- To do -
Every line below needs to be returned exactly as written.

Component data from apps and pages
........

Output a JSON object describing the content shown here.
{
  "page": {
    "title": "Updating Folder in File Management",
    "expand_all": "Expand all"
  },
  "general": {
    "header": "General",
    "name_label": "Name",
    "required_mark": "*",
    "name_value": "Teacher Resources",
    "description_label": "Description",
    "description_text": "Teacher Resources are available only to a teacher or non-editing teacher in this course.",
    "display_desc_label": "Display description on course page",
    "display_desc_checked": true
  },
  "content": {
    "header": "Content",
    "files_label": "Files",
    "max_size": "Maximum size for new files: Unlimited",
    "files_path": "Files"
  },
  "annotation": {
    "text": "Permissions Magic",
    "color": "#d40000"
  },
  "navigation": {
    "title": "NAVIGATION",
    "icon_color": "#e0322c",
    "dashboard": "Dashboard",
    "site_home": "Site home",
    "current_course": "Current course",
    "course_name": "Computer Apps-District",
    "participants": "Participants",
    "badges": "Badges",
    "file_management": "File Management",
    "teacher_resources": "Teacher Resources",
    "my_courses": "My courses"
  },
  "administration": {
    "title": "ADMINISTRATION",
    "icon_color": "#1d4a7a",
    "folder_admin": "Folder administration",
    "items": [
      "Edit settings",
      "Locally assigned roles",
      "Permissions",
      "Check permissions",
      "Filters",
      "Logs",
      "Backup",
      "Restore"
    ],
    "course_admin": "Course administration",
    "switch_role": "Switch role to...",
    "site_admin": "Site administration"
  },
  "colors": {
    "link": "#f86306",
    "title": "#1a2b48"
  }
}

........

- Reply to the task -
Output a JSON object describing the content shown here.
{
  "page": {
    "title": "Updating Folder in File Management",
    "expand_all": "Expand all"
  },
  "general": {
    "header": "General",
    "name_label": "Name",
    "required_mark": "*",
    "name_value": "Teacher Resources",
    "description_label": "Description",
    "description_text": "Teacher Resources are available only to a teacher or non-editing teacher in this course.",
    "display_desc_label": "Display description on course page",
    "display_desc_checked": true
  },
  "content": {
    "header": "Content",
    "files_label": "Files",
    "max_size": "Maximum size for new files: Unlimited",
    "files_path": "Files"
  },
  "annotation": {
    "text": "Permissions Magic",
    "color": "#d40000"
  },
  "navigation": {
    "title": "NAVIGATION",
    "icon_color": "#e0322c",
    "dashboard": "Dashboard",
    "site_home": "Site home",
    "current_course": "Current course",
    "course_name": "Computer Apps-District",
    "participants": "Participants",
    "badges": "Badges",
    "file_management": "File Management",
    "teacher_resources": "Teacher Resources",
    "my_courses": "My courses"
  },
  "administration": {
    "title": "ADMINISTRATION",
    "icon_color": "#1d4a7a",
    "folder_admin": "Folder administration",
    "items": [
      "Edit settings",
      "Locally assigned roles",
      "Permissions",
      "Check permissions",
      "Filters",
      "Logs",
      "Backup",
      "Restore"
    ],
    "course_admin": "Course administration",
    "switch_role": "Switch role to...",
    "site_admin": "Site administration"
  },
  "colors": {
    "link": "#f86306",
    "title": "#1a2b48"
  }
}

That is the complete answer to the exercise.